David Vaught’s office is decorated with his off-hours passion – aviation.
Stickers from airframe makers adorn his windows and model airplanes fill most crevices in his Anheuser-Busch Natural Sciences Building office.
He’s added something new to his trophy case that, unfortunately, won’t get airborne unless you throw it really hard, a Golden Apple Award for excellence in teaching and advising.
Vaught, chair and director of graduate studies for the University of Missouri School of Natural Resources’ Parks, Recreation and Tourism department, was recognized in early March.
“Dr. Vaught, assistant professor in Parks, Recreation, and Tourism, is an exemplary teacher,” said Mark Ryan, director of the MU School of Natural Resources and Wm. J. Rucker Professor of Wildlife Conservation.
He continued, “David excels at the use of technology in the classroom, from ‘clickers’ used to get students in very large classes actively engaged to the use of video in his PowerPoint lectures. He teaches very large lecture courses, small seminar courses, study abroad courses, and graduate classes. He uses a variety of pedagogical tools within and among these courses.”
In his nomination letter, Ryan commented that he had the pleasure of teaching with Vaught on several occasions. “He knew every student’s name within two weeks of the class beginning,” Ryan noted. “His easy rapport with students created a very positive learning environment – comfortable discussion atmosphere, lots of questions, etc. His enthusiasm was palpable – really important for the introductory class – that quickly got them focused on key issues in PRT, and emphasized professional skills in addition to content knowledge.”
Ryan said that Vaught is very direct and clear with students.
“He left no doubt about their responsibilities for the course,” Ryan mentioned. “David was sensitive to the new college students in the group. He probed for understanding, encouraged questions (sometimes asking the obvious question of himself and answering it!), and seemed genuinely concerned about student learning.”
Vaught works to create diverse learning opportunities
With his background in adult education, Vaught really understands the diversity of learning styles that exist in any classroom and works to create diverse learning opportunities, Ryan said.
This understanding also helps him tailor his messages to help make information clear to diverse audiences. “Like most good teachers, David sets the bar high for students. But, his strong connections with them make it possible for him to provide individual attention to help students meet his expectations,” Ryan continued.
Vaught grew up in Columbia and earned his PhD from MU. As a hobby, has been flying model aircraft for about 40 years and has followed the evolution of the sport. As a kid, he would read the model magazines of the day and build, fly and rebuild the balsa wood and silk models with rubber bands for propulsion.

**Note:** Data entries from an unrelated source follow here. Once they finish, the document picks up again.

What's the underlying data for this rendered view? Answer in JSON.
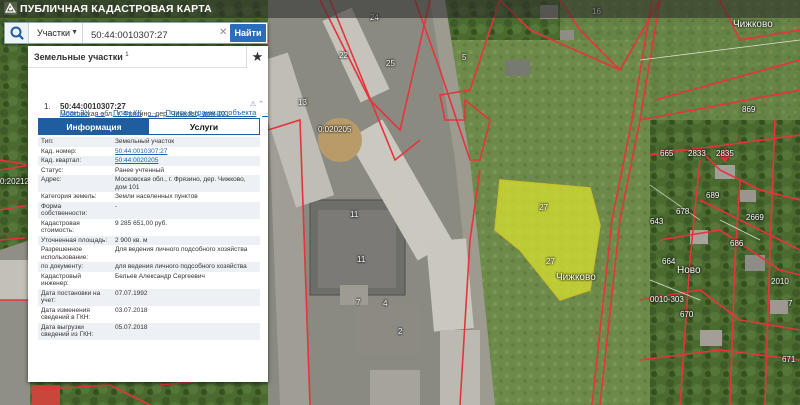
{
  "app": {
    "title": "ПУБЛИЧНАЯ КАДАСТРОВАЯ КАРТА"
  },
  "search": {
    "type_label": "Участки",
    "query": "50:44:0010307:27",
    "find_label": "Найти"
  },
  "panel": {
    "title": "Земельные участки",
    "count": "1",
    "item_number": "1.",
    "cad_number": "50:44:0010307:27",
    "address": "Московская обл., г. Фрязино, дер. Чижково, дом 101",
    "links": {
      "plan_zu": "План ЗУ",
      "plan_kk": "План КК",
      "search_bounds": "Поиск в границах объекта"
    },
    "tabs": {
      "info": "Информация",
      "services": "Услуги"
    },
    "rows": [
      {
        "key": "Тип:",
        "value": "Земельный участок"
      },
      {
        "key": "Кад. номер:",
        "value": "50:44:0010307:27"
      },
      {
        "key": "Кад. квартал:",
        "value": "50:44:0020205"
      },
      {
        "key": "Статус:",
        "value": "Ранее учтенный"
      },
      {
        "key": "Адрес:",
        "value": "Московская обл., г. Фрязино, дер. Чижково, дом 101"
      },
      {
        "key": "Категория земель:",
        "value": "Земли населенных пунктов"
      },
      {
        "key": "Форма собственности:",
        "value": "-"
      },
      {
        "key": "Кадастровая стоимость:",
        "value": "9 285 651,00 руб."
      },
      {
        "key": "Уточненная площадь:",
        "value": "2 900 кв. м"
      },
      {
        "key": "Разрешенное использование:",
        "value": "Для ведения личного подсобного хозяйства"
      },
      {
        "key": "по документу:",
        "value": "для ведения личного подсобного хозяйства"
      },
      {
        "key": "Кадастровый инженер:",
        "value": "Бельев Александр Сергеевич"
      },
      {
        "key": "Дата постановки на учет:",
        "value": "07.07.1992"
      },
      {
        "key": "Дата изменения сведений в ГКН:",
        "value": "03.07.2018"
      },
      {
        "key": "Дата выгрузки сведений из ГКН:",
        "value": "05.07.2018"
      }
    ]
  },
  "map": {
    "labels": {
      "chizhkovo_top": "Чижково",
      "chizhkovo_parcel": "Чижково",
      "parcel_27_top": "27",
      "parcel_27_mid": "27",
      "block_020205": "0:020205",
      "block_20212": "0:20212",
      "block_0303": "0010-303",
      "b13": "13",
      "b11a": "11",
      "b11b": "11",
      "b7": "7",
      "b2": "2",
      "b4": "4",
      "b5": "5",
      "b25": "25",
      "b22": "22",
      "b24": "24",
      "b16": "16",
      "r2833": "2833",
      "r2835": "2835",
      "r665": "665",
      "r643": "643",
      "r664": "664",
      "r670": "670",
      "r2010": "2010",
      "r678": "678",
      "r689": "689",
      "r686": "686",
      "r2669": "2669",
      "r7": "7",
      "r671": "671",
      "r869": "869",
      "nogo": "Ново"
    },
    "colors": {
      "boundary": "#e8323c",
      "selected_parcel": "#d8e030"
    }
  }
}
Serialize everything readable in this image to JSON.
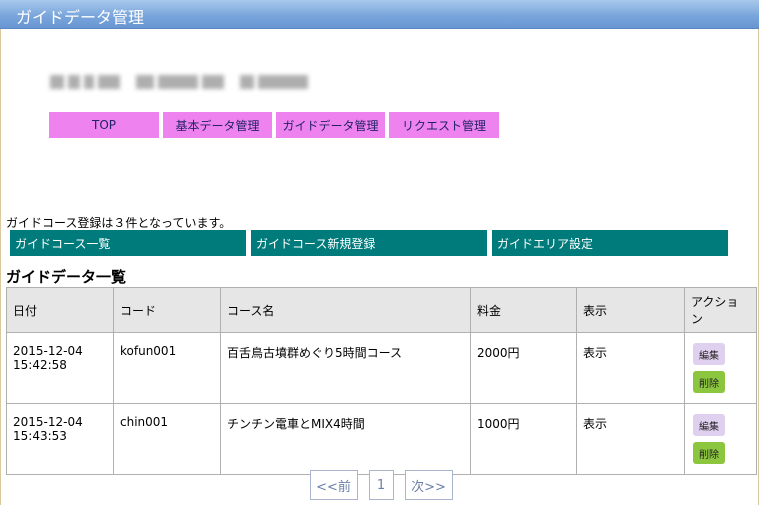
{
  "header": {
    "title": "ガイドデータ管理"
  },
  "nav": {
    "items": [
      {
        "label": "TOP"
      },
      {
        "label": "基本データ管理"
      },
      {
        "label": "ガイドデータ管理"
      },
      {
        "label": "リクエスト管理"
      }
    ]
  },
  "summary": {
    "text": "ガイドコース登録は３件となっています。"
  },
  "subnav": {
    "items": [
      {
        "label": "ガイドコース一覧"
      },
      {
        "label": "ガイドコース新規登録"
      },
      {
        "label": "ガイドエリア設定"
      }
    ]
  },
  "section": {
    "title": "ガイドデータ一覧"
  },
  "table": {
    "headers": [
      "日付",
      "コード",
      "コース名",
      "料金",
      "表示",
      "アクション"
    ],
    "edit_label": "編集",
    "delete_label": "削除",
    "rows": [
      {
        "date": "2015-12-04",
        "time": "15:42:58",
        "code": "kofun001",
        "name": "百舌鳥古墳群めぐり5時間コース",
        "fee": "2000円",
        "display": "表示"
      },
      {
        "date": "2015-12-04",
        "time": "15:43:53",
        "code": "chin001",
        "name": "チンチン電車とMIX4時間",
        "fee": "1000円",
        "display": "表示"
      }
    ]
  },
  "pager": {
    "prev": "<<前",
    "page": "1",
    "next": "次>>"
  }
}
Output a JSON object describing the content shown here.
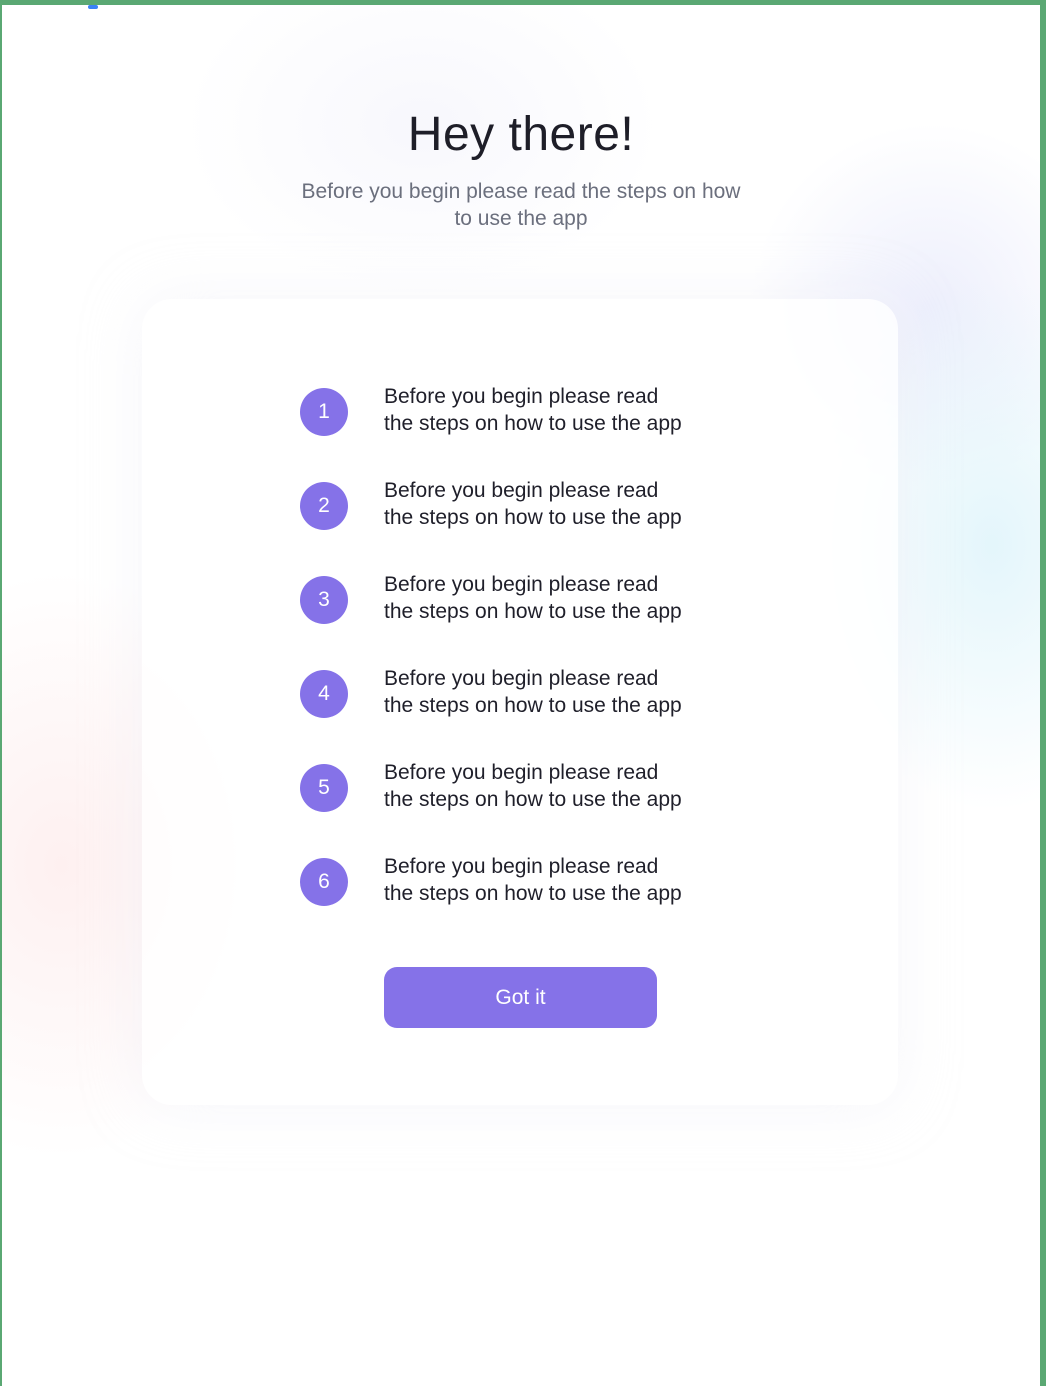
{
  "header": {
    "title": "Hey there!",
    "subtitle": "Before you begin please read the steps on how to use the app"
  },
  "steps": [
    {
      "number": "1",
      "text_line1": "Before you begin please read",
      "text_line2": "the steps on how to use the app"
    },
    {
      "number": "2",
      "text_line1": "Before you begin please read",
      "text_line2": "the steps on how to use the app"
    },
    {
      "number": "3",
      "text_line1": "Before you begin please read",
      "text_line2": "the steps on how to use the app"
    },
    {
      "number": "4",
      "text_line1": "Before you begin please read",
      "text_line2": "the steps on how to use the app"
    },
    {
      "number": "5",
      "text_line1": "Before you begin please read",
      "text_line2": "the steps on how to use the app"
    },
    {
      "number": "6",
      "text_line1": "Before you begin please read",
      "text_line2": "the steps on how to use the app"
    }
  ],
  "actions": {
    "confirm_label": "Got it"
  },
  "colors": {
    "accent": "#8572e8",
    "frame_border": "#5aa873",
    "text_primary": "#1f1f2a",
    "text_secondary": "#6b6f7d"
  }
}
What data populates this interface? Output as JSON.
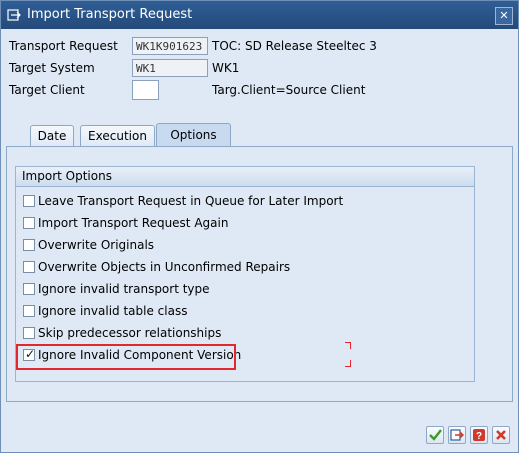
{
  "window": {
    "title": "Import Transport Request"
  },
  "header": {
    "transport_request": {
      "label": "Transport Request",
      "value": "WK1K901623",
      "description": "TOC: SD Release Steeltec 3"
    },
    "target_system": {
      "label": "Target System",
      "value": "WK1",
      "description": "WK1"
    },
    "target_client": {
      "label": "Target Client",
      "value": "",
      "description": "Targ.Client=Source Client"
    }
  },
  "tabs": [
    {
      "label": "Date",
      "active": false
    },
    {
      "label": "Execution",
      "active": false
    },
    {
      "label": "Options",
      "active": true
    }
  ],
  "import_options": {
    "title": "Import Options",
    "items": [
      {
        "label": "Leave Transport Request in Queue for Later Import",
        "checked": false
      },
      {
        "label": "Import Transport Request Again",
        "checked": false
      },
      {
        "label": "Overwrite Originals",
        "checked": false
      },
      {
        "label": "Overwrite Objects in Unconfirmed Repairs",
        "checked": false
      },
      {
        "label": "Ignore invalid transport type",
        "checked": false
      },
      {
        "label": "Ignore invalid table class",
        "checked": false
      },
      {
        "label": "Skip predecessor relationships",
        "checked": false
      },
      {
        "label": "Ignore Invalid Component Version",
        "checked": true
      }
    ]
  },
  "footer": {
    "buttons": [
      {
        "icon": "checkmark-icon",
        "color": "#3a9a2a"
      },
      {
        "icon": "transport-icon",
        "color": "#2a5fa0"
      },
      {
        "icon": "help-icon",
        "color": "#d13a2a"
      },
      {
        "icon": "cancel-icon",
        "color": "#d13a2a"
      }
    ]
  },
  "colors": {
    "titlebar": "#2f5e96",
    "highlight": "#e0282d",
    "background": "#dfe9f5"
  }
}
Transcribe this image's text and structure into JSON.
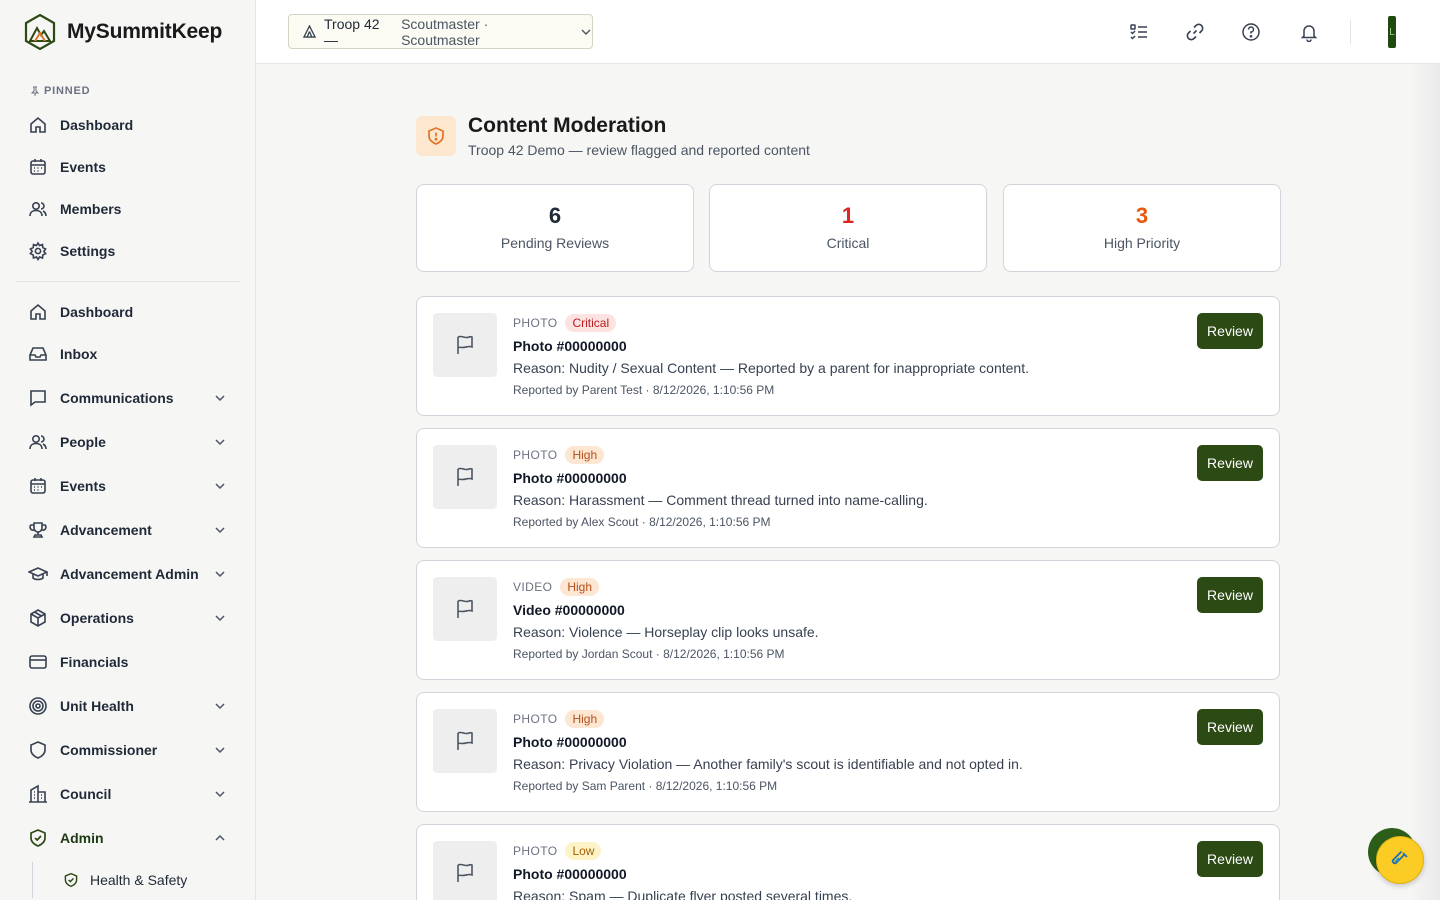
{
  "brand": {
    "name": "MySummitKeep"
  },
  "sidebar": {
    "pinned_label": "PINNED",
    "pinned": [
      {
        "label": "Dashboard",
        "icon": "home-icon"
      },
      {
        "label": "Events",
        "icon": "calendar-icon"
      },
      {
        "label": "Members",
        "icon": "users-icon"
      },
      {
        "label": "Settings",
        "icon": "gear-icon"
      }
    ],
    "items": [
      {
        "label": "Dashboard",
        "icon": "home-icon",
        "expandable": false
      },
      {
        "label": "Inbox",
        "icon": "inbox-icon",
        "expandable": false
      },
      {
        "label": "Communications",
        "icon": "message-icon",
        "expandable": true
      },
      {
        "label": "People",
        "icon": "users-icon",
        "expandable": true
      },
      {
        "label": "Events",
        "icon": "calendar-icon",
        "expandable": true
      },
      {
        "label": "Advancement",
        "icon": "trophy-icon",
        "expandable": true
      },
      {
        "label": "Advancement Admin",
        "icon": "graduation-cap-icon",
        "expandable": true
      },
      {
        "label": "Operations",
        "icon": "box-icon",
        "expandable": true
      },
      {
        "label": "Financials",
        "icon": "credit-card-icon",
        "expandable": false
      },
      {
        "label": "Unit Health",
        "icon": "target-icon",
        "expandable": true
      },
      {
        "label": "Commissioner",
        "icon": "shield-icon",
        "expandable": true
      },
      {
        "label": "Council",
        "icon": "building-icon",
        "expandable": true
      },
      {
        "label": "Admin",
        "icon": "shield-check-icon",
        "expandable": true,
        "expanded": true
      }
    ],
    "sub_items": [
      {
        "label": "Health & Safety",
        "icon": "shield-check-icon"
      }
    ]
  },
  "header": {
    "unit_name": "Troop 42 —",
    "unit_role": "Scoutmaster · Scoutmaster",
    "avatar_initial": "L"
  },
  "page": {
    "title": "Content Moderation",
    "subtitle": "Troop 42 Demo — review flagged and reported content"
  },
  "stats": [
    {
      "value": "6",
      "label": "Pending Reviews",
      "color": "#1f2937"
    },
    {
      "value": "1",
      "label": "Critical",
      "color": "#dc2626"
    },
    {
      "value": "3",
      "label": "High Priority",
      "color": "#ea580c"
    }
  ],
  "reports": [
    {
      "type": "PHOTO",
      "severity": "Critical",
      "severity_class": "critical",
      "title": "Photo #00000000",
      "reason": "Reason: Nudity / Sexual Content — Reported by a parent for inappropriate content.",
      "reported": "Reported by Parent Test · 8/12/2026, 1:10:56 PM",
      "action": "Review"
    },
    {
      "type": "PHOTO",
      "severity": "High",
      "severity_class": "high",
      "title": "Photo #00000000",
      "reason": "Reason: Harassment — Comment thread turned into name-calling.",
      "reported": "Reported by Alex Scout · 8/12/2026, 1:10:56 PM",
      "action": "Review"
    },
    {
      "type": "VIDEO",
      "severity": "High",
      "severity_class": "high",
      "title": "Video #00000000",
      "reason": "Reason: Violence — Horseplay clip looks unsafe.",
      "reported": "Reported by Jordan Scout · 8/12/2026, 1:10:56 PM",
      "action": "Review"
    },
    {
      "type": "PHOTO",
      "severity": "High",
      "severity_class": "high",
      "title": "Photo #00000000",
      "reason": "Reason: Privacy Violation — Another family's scout is identifiable and not opted in.",
      "reported": "Reported by Sam Parent · 8/12/2026, 1:10:56 PM",
      "action": "Review"
    },
    {
      "type": "PHOTO",
      "severity": "Low",
      "severity_class": "low",
      "title": "Photo #00000000",
      "reason": "Reason: Spam — Duplicate flyer posted several times.",
      "reported": "",
      "action": "Review"
    }
  ],
  "colors": {
    "accent": "#2c4a14",
    "brand_dark": "#1f4a12",
    "fab": "#fbcc23"
  }
}
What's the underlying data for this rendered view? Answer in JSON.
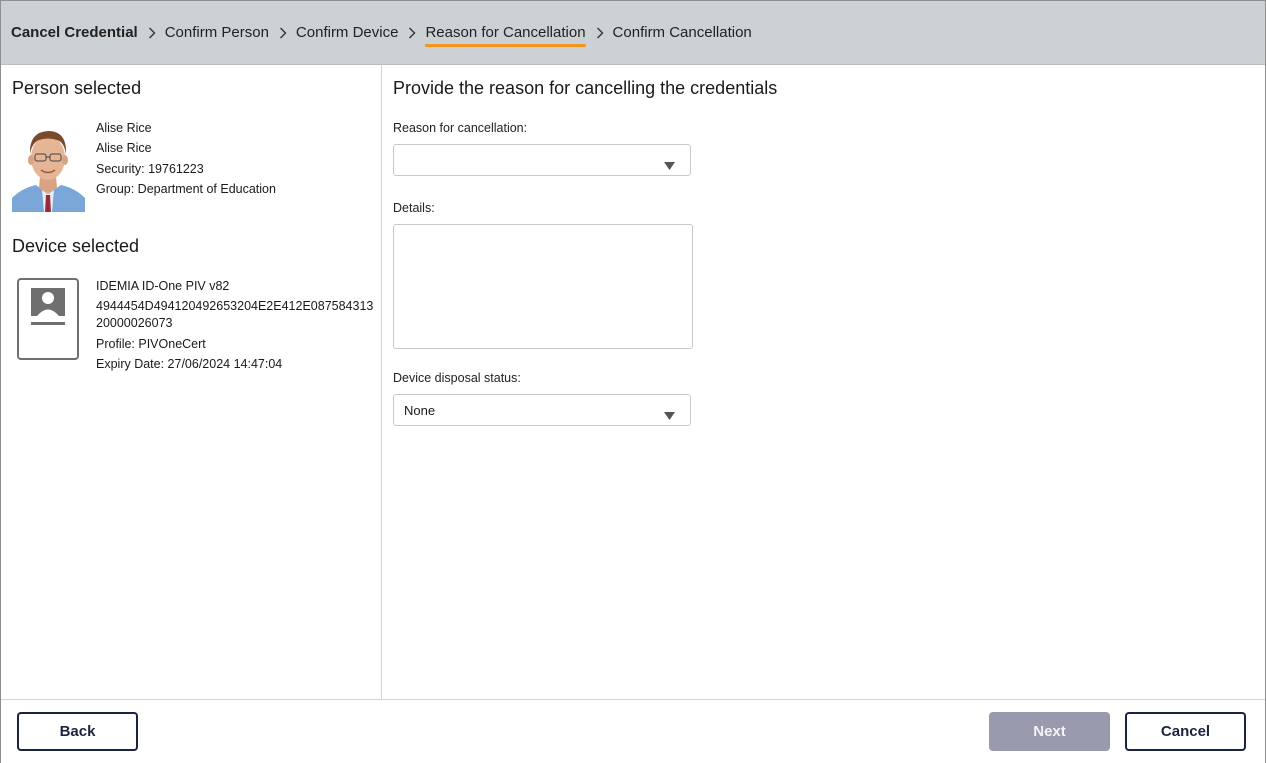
{
  "breadcrumb": {
    "items": [
      {
        "label": "Cancel Credential"
      },
      {
        "label": "Confirm Person"
      },
      {
        "label": "Confirm Device"
      },
      {
        "label": "Reason for Cancellation"
      },
      {
        "label": "Confirm Cancellation"
      }
    ],
    "active_index": 3,
    "accent_color": "#f5931f"
  },
  "person": {
    "section_title": "Person selected",
    "name": "Alise Rice",
    "display_name": "Alise Rice",
    "security": "Security:  19761223",
    "group": "Group:  Department of Education",
    "photo_icon": "person-photo"
  },
  "device": {
    "section_title": "Device selected",
    "model": "IDEMIA ID-One PIV v82",
    "serial_line1": "4944454D494120492653204E2E412E087584313",
    "serial_line2": "20000026073",
    "profile": "Profile:  PIVOneCert",
    "expiry": "Expiry Date:  27/06/2024 14:47:04",
    "icon": "id-card-icon"
  },
  "form": {
    "title": "Provide the reason for cancelling the credentials",
    "reason_label": "Reason for cancellation:",
    "reason_value": "",
    "details_label": "Details:",
    "details_value": "",
    "disposal_label": "Device disposal status:",
    "disposal_value": "None"
  },
  "footer": {
    "back_label": "Back",
    "next_label": "Next",
    "cancel_label": "Cancel",
    "next_enabled": false
  }
}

As the technology matured, he migrated to plastic gas-powered models on control lines. When he was exposed to radio control in the seventies, he traded control lines for a hand-held radio transmitter.
After hours, he evaluates radio-controlled airplanes for Model Airplane News magazine, Backyard Flyer magazine and the RCGroupsonline forum. Model Airplane News is the largest and oldest of the genre with worldwide distribution.
Read more about Vaught and his model airplanes
Golden Apple Award recognizes CAFNR faculty
The Golden Apple Award is designed to recognize faculty in the College who excel and go “above and beyond” in teaching and/or advising.
To be eligible for the CAFNR Golden Apple award, faculty members must demonstrate clarity, variability and enthusiasm. They need to be accessible to students, helpful, personable and act as a mentor that students can turn to for advice and direction.
Nominees should be well-prepared for classes and encourage creative work. They should demonstrate how they provide opportunities for learning, teaching to clearly established objectives and expectations.
Just don’t go throwing it to make it fly. It’s way too heavy for that.